▶ What you need to do
Search the entries below. Return every line that has "title" in it.

────────────────────────────────────────

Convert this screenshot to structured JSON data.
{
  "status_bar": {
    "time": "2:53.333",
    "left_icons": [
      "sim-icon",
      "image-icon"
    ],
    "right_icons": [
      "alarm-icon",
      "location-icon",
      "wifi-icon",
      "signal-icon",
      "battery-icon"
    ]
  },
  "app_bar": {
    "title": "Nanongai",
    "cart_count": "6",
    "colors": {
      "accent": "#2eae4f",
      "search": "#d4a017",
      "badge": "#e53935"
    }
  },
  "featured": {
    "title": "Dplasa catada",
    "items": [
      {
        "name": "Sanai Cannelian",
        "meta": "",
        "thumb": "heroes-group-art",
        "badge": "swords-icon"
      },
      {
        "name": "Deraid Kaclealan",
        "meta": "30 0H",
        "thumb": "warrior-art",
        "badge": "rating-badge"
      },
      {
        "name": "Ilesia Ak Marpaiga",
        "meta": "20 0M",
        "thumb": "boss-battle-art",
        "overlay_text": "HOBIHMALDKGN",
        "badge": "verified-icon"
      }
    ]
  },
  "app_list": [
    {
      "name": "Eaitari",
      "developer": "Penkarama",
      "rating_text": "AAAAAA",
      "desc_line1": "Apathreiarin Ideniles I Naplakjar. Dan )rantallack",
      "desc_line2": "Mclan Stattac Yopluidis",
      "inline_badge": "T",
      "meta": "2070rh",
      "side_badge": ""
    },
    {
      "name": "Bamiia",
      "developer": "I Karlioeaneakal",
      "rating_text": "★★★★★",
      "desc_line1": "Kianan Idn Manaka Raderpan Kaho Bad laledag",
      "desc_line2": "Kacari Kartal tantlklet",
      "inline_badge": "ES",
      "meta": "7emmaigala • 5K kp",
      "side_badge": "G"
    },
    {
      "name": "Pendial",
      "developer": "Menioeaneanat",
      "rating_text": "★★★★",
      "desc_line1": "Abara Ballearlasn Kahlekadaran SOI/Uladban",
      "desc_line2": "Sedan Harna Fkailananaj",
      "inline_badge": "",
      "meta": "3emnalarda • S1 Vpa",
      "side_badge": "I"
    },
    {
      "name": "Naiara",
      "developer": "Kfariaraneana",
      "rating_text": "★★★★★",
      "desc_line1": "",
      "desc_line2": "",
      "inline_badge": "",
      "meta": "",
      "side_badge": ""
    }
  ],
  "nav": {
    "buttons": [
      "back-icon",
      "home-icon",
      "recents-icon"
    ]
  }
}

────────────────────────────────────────

▶ Answer to this exercise
    "title": "Nanongai",
    "title": "Dplasa catada",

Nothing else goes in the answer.